*** Opening of AVAILABLE DATA ***

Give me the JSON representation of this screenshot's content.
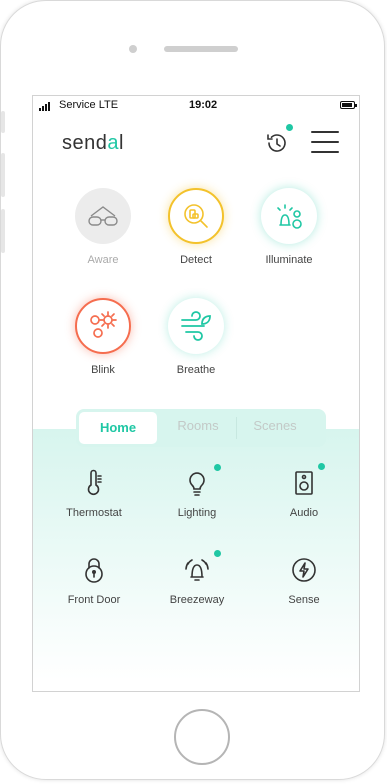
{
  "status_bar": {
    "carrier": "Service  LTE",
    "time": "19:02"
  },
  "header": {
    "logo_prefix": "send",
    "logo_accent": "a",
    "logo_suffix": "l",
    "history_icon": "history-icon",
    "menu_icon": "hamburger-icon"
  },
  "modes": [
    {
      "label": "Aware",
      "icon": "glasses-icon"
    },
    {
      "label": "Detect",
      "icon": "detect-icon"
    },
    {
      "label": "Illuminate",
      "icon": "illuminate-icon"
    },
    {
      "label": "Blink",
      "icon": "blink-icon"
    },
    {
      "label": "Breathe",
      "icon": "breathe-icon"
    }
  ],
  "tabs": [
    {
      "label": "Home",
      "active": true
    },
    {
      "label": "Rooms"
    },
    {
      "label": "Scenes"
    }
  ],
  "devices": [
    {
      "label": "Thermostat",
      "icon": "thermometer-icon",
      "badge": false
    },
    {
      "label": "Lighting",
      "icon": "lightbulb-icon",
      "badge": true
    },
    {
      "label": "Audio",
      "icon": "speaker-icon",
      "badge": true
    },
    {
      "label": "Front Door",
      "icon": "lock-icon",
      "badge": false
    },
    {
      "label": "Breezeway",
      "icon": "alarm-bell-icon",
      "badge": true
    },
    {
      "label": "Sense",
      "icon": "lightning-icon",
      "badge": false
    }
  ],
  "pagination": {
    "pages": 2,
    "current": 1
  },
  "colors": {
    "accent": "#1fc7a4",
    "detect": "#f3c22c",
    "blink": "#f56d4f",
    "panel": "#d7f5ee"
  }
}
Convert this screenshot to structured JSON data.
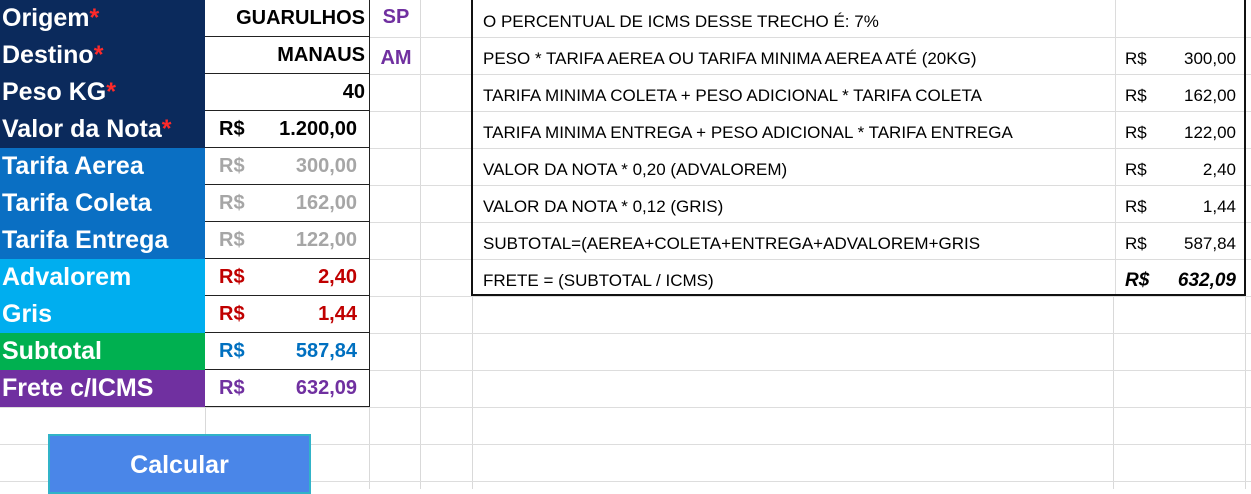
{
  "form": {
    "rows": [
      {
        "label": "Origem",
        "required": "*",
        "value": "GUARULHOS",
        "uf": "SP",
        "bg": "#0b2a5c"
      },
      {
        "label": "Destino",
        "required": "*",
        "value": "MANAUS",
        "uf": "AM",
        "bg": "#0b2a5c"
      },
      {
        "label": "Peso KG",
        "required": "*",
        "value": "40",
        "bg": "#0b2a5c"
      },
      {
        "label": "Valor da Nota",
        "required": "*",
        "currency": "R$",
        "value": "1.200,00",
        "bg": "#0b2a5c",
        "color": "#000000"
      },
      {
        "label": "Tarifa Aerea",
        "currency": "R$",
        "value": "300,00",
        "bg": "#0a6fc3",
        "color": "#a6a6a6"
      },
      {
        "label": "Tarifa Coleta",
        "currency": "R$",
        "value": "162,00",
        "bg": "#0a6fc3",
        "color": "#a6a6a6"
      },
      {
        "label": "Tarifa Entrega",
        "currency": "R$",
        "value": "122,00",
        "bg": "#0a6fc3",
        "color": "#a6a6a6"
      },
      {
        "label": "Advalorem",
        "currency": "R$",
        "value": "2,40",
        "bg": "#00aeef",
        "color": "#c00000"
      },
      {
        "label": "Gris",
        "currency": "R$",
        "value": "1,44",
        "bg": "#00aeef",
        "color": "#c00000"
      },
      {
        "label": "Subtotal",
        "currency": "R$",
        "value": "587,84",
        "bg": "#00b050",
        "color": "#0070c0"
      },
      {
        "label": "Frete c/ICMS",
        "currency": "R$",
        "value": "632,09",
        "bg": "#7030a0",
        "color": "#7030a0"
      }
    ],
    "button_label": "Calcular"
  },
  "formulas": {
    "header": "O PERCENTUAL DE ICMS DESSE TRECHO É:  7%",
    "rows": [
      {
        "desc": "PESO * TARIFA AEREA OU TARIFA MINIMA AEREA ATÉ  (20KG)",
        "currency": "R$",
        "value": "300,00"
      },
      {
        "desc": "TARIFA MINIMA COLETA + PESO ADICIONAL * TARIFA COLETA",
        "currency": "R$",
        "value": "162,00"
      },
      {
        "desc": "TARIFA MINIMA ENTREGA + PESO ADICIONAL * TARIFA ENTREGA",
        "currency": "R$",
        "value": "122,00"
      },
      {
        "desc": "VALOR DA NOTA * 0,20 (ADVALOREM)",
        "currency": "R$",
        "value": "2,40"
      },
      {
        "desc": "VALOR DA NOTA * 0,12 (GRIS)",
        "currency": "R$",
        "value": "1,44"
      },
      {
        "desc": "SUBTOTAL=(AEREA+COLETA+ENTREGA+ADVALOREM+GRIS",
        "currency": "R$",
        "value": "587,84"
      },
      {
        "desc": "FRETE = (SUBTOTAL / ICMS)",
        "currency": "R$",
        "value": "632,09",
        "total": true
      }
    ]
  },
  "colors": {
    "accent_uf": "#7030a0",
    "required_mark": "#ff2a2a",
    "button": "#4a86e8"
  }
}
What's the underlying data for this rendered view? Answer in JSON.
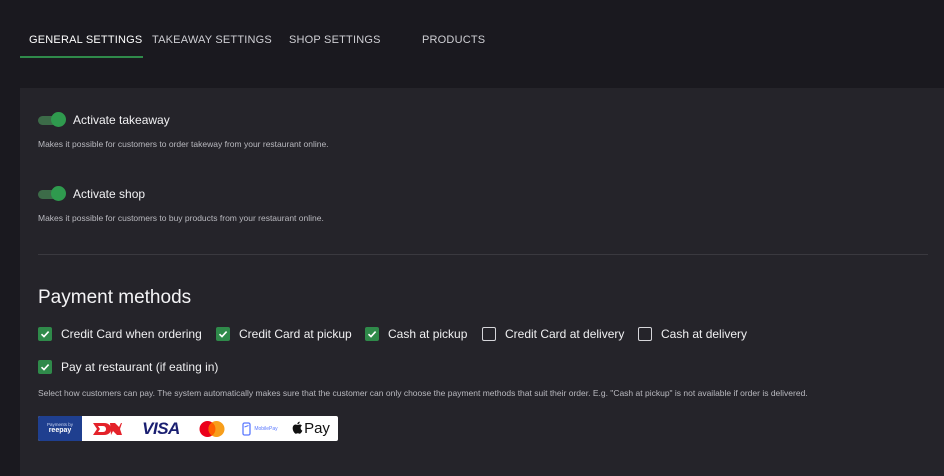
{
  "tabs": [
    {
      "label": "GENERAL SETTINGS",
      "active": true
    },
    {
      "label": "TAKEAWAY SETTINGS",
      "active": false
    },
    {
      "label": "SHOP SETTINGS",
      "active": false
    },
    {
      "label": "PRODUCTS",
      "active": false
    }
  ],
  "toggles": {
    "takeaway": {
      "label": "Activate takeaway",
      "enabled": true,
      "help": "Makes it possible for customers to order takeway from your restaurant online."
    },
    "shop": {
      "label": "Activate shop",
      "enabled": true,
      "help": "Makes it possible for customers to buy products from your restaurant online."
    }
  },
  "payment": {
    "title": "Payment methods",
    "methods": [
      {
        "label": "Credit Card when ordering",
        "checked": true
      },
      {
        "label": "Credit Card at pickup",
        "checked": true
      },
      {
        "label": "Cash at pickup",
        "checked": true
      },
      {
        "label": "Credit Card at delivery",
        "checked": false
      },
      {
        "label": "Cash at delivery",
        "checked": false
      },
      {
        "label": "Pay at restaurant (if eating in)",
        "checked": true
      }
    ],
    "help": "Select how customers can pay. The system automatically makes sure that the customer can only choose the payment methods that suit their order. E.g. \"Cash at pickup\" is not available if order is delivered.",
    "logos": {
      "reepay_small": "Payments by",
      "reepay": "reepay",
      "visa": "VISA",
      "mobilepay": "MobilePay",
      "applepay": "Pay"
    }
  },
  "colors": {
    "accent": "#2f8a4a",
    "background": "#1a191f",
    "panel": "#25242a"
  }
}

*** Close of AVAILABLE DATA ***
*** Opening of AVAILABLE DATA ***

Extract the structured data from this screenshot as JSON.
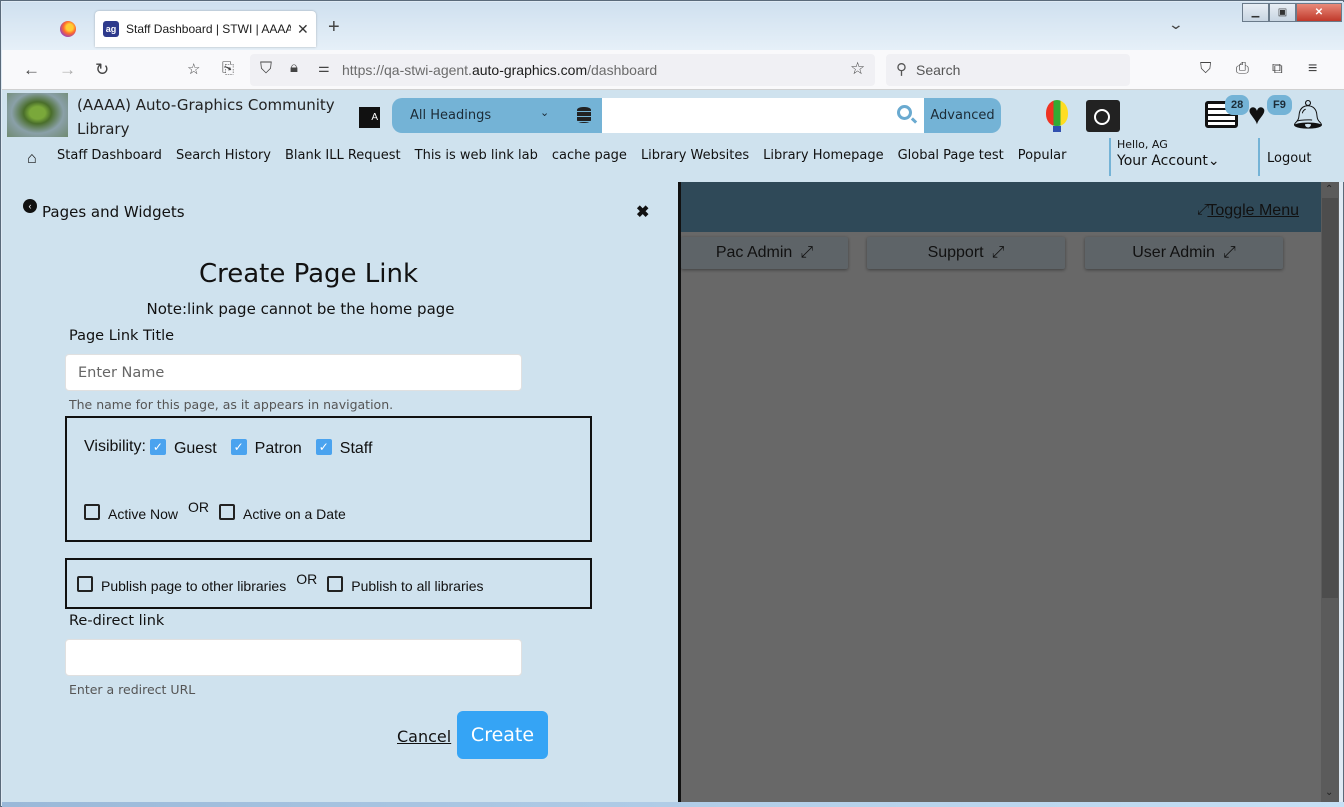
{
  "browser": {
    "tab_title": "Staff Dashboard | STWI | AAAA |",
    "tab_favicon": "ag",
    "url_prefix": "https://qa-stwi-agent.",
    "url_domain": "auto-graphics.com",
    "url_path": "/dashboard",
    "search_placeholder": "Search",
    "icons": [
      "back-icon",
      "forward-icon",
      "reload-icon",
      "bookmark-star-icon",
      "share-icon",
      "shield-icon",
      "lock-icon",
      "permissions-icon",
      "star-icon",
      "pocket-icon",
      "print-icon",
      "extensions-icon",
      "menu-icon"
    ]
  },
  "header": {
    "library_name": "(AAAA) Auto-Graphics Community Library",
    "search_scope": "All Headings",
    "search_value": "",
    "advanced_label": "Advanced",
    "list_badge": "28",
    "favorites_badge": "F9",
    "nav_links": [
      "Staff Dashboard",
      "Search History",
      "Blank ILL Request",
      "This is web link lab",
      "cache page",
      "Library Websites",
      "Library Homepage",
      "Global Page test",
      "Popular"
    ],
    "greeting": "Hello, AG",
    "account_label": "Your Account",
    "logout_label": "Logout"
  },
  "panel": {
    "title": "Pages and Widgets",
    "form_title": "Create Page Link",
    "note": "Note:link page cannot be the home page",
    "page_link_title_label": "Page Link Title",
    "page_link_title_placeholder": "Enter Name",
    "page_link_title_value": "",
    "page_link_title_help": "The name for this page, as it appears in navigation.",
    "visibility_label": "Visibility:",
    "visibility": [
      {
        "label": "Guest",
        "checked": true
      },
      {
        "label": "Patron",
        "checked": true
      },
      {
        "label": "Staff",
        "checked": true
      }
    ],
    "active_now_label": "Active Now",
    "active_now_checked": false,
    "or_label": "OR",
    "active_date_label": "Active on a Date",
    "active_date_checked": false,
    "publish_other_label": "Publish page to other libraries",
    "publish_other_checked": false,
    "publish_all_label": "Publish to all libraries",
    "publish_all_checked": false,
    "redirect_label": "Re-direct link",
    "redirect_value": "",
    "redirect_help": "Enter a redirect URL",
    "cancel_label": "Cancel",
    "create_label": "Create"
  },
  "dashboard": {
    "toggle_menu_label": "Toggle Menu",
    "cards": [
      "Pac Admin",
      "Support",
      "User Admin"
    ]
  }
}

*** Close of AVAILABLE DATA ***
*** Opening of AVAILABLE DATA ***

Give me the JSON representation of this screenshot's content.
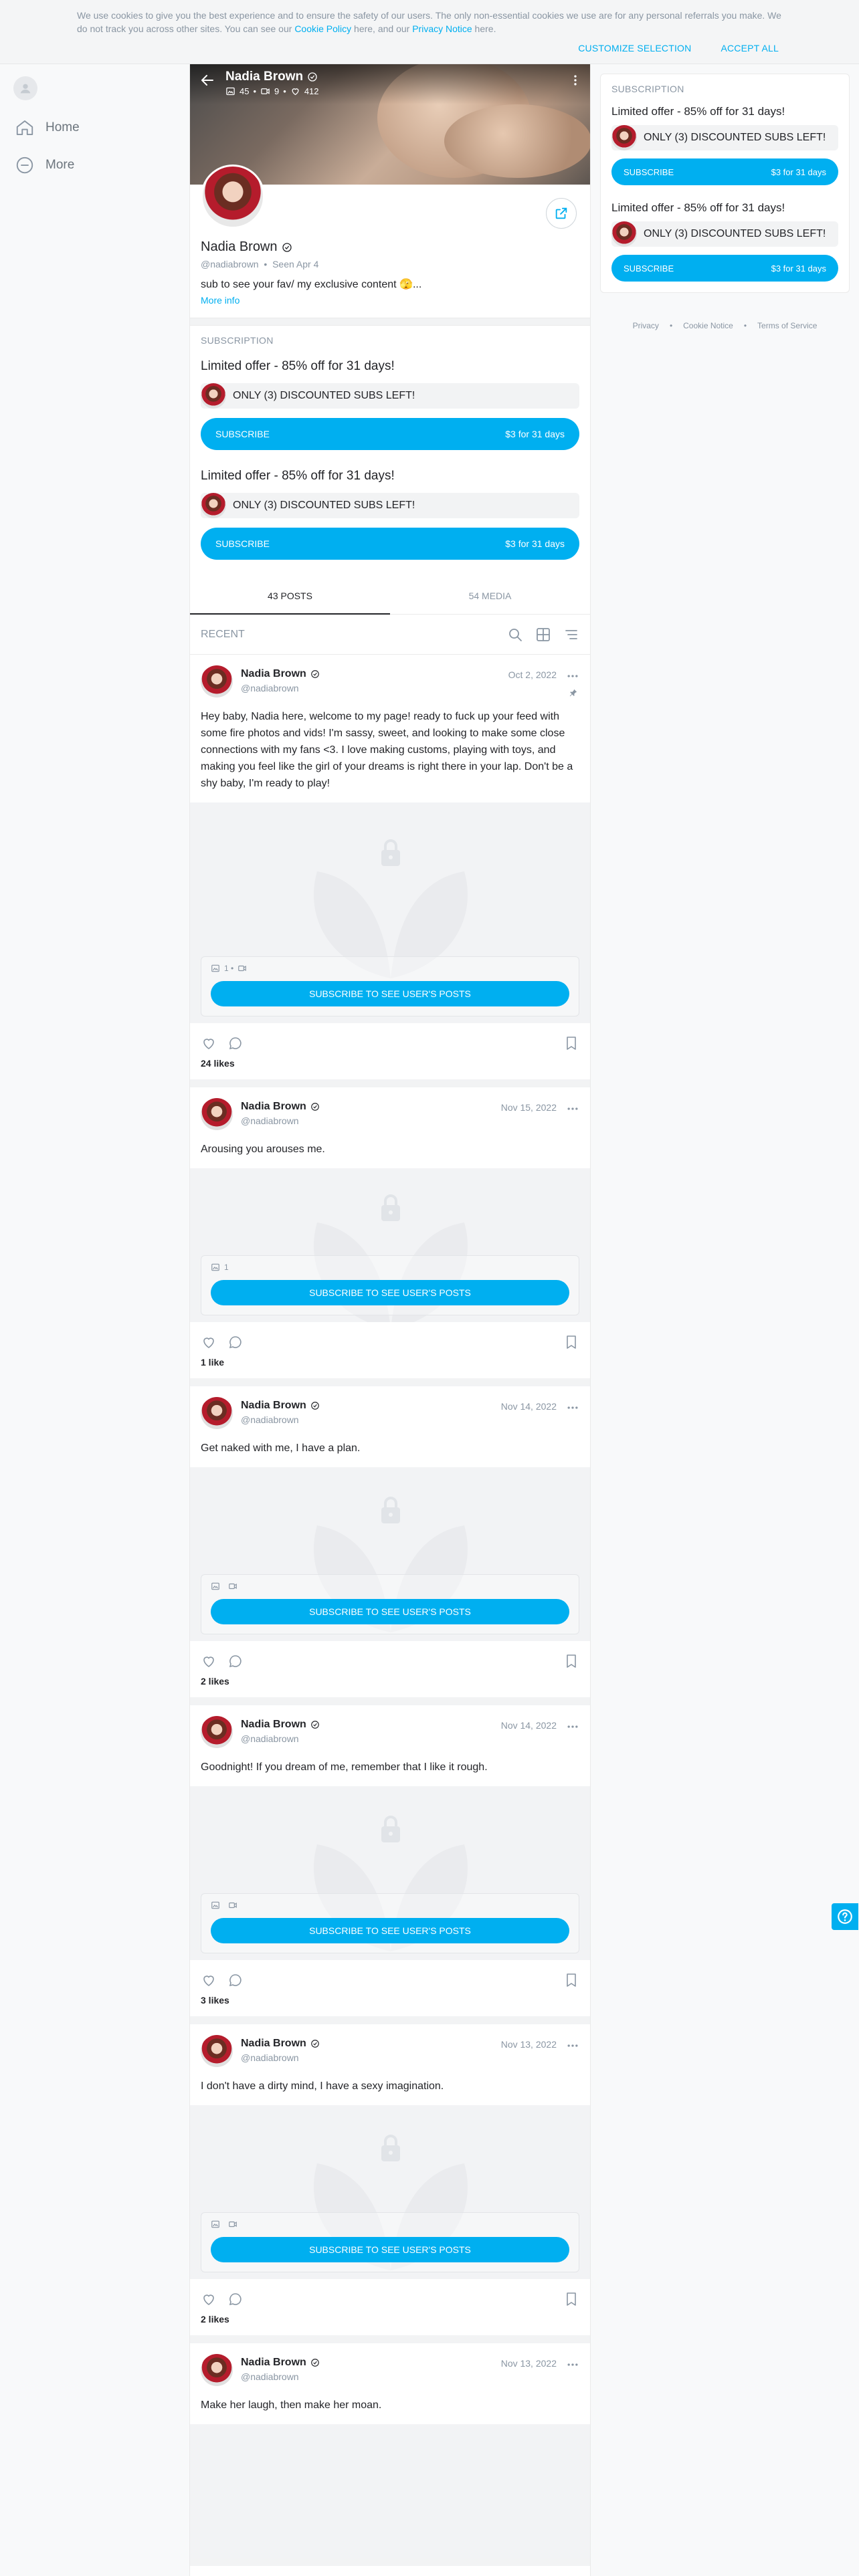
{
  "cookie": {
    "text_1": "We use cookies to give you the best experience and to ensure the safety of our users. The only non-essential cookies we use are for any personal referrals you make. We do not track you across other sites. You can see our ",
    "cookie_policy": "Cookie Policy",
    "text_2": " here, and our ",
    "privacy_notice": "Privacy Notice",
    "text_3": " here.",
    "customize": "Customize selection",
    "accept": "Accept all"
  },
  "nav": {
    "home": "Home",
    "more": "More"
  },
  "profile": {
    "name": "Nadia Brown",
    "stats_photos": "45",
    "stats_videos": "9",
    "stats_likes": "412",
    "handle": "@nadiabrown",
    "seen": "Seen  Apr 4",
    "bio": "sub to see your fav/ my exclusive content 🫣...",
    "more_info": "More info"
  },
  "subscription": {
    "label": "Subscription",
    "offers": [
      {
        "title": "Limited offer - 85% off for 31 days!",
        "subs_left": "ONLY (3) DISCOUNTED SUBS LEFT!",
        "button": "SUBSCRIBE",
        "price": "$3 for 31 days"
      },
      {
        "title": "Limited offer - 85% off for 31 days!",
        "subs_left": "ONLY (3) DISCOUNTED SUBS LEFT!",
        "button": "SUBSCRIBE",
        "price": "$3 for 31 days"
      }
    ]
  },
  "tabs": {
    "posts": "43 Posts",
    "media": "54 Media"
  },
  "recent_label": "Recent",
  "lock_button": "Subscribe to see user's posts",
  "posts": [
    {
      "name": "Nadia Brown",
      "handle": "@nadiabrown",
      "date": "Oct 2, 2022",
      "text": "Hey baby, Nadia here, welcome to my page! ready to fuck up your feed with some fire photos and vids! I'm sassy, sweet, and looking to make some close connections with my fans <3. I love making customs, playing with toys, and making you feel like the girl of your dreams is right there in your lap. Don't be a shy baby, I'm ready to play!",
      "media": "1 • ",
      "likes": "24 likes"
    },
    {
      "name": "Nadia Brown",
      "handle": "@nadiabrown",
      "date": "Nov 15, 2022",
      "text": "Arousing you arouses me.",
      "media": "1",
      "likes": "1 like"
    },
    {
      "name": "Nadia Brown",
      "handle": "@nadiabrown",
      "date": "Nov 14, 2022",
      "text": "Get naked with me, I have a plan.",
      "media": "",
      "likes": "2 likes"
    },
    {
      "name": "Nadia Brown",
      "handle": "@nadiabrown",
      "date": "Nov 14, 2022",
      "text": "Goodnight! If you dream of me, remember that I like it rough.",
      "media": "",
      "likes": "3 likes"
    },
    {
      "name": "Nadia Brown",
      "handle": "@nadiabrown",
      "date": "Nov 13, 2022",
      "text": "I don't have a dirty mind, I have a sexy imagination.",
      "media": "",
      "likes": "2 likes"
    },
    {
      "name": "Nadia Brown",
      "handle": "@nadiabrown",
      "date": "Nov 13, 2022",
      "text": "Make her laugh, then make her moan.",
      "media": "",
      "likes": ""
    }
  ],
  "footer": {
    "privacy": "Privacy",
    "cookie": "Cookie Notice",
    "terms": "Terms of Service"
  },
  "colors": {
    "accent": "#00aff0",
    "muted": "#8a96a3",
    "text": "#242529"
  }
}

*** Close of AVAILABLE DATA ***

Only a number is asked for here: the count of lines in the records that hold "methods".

## FINISHED TASK
3